Has anyone successfully set up an SD card to have an Android install on it?

What I want to do: use my 32GB SD card to have vanilla Android on it so that I can dual boot my Nook HD between the Nook’s proprietary launcher and vanilla Android*. I do not actually want to root the Nook–I just want vanilla Android available to me so I can switch back and forth and see which I like better.

(The main reason I don’t want to root the Nook right now is that it’s still under warranty, and rooting it will violate that warranty.)

I’ve done a bunch of googling, but the various interesting links I’m finding, while interesting, seem like they’re geared towards actually rooting the device. I’m also seeing a bunch of references to just buying images of Android you can plunk onto an SD card. But while that does sound convenient, screw that, I’ve got the tech chops to do an install myself. I just need to know the proper steps.

Anybody done this? If you have, can you point me at any notable links of interest on how to do it?

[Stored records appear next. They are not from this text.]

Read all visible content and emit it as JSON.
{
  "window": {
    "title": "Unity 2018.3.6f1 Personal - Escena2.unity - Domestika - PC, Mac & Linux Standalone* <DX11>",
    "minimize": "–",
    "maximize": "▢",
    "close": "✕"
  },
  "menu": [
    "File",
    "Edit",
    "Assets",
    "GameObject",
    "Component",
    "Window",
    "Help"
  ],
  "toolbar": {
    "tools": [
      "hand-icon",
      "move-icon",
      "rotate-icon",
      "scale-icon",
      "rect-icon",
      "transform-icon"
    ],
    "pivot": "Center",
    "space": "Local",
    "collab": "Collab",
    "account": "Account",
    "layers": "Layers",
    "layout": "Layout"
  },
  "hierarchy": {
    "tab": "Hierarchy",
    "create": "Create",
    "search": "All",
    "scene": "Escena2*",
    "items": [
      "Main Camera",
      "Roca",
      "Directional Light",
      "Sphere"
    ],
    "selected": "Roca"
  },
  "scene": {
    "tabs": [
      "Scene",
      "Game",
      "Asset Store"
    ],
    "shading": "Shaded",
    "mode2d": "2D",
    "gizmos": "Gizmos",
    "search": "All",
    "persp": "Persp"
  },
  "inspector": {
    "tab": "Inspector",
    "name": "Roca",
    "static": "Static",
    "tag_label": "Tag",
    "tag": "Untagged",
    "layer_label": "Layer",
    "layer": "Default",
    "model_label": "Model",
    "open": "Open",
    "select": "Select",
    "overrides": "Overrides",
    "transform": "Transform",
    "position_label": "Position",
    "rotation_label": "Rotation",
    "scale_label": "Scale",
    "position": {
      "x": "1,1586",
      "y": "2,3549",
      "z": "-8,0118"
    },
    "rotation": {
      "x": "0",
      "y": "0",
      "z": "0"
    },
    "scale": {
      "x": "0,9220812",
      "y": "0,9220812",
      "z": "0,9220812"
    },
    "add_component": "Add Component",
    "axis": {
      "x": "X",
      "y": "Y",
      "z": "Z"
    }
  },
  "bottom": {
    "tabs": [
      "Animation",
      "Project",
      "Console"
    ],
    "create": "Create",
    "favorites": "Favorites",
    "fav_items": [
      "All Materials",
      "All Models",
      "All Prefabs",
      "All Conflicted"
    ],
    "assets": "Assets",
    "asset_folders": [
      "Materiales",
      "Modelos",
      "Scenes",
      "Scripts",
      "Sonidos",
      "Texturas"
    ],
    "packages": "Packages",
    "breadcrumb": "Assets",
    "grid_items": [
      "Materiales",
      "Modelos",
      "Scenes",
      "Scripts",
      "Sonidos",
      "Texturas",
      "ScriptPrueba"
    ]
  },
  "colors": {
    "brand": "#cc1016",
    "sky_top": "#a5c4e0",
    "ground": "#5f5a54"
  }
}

* For values of ‘vanilla Android’ meaning ‘I’m open to icecreamsandwich or kitkat or whatever works’. The Nook HD ships with what appears to be a B&N-hacked version of cyanogenmod’s hummingbird build, so I’m fine with looking at that, too.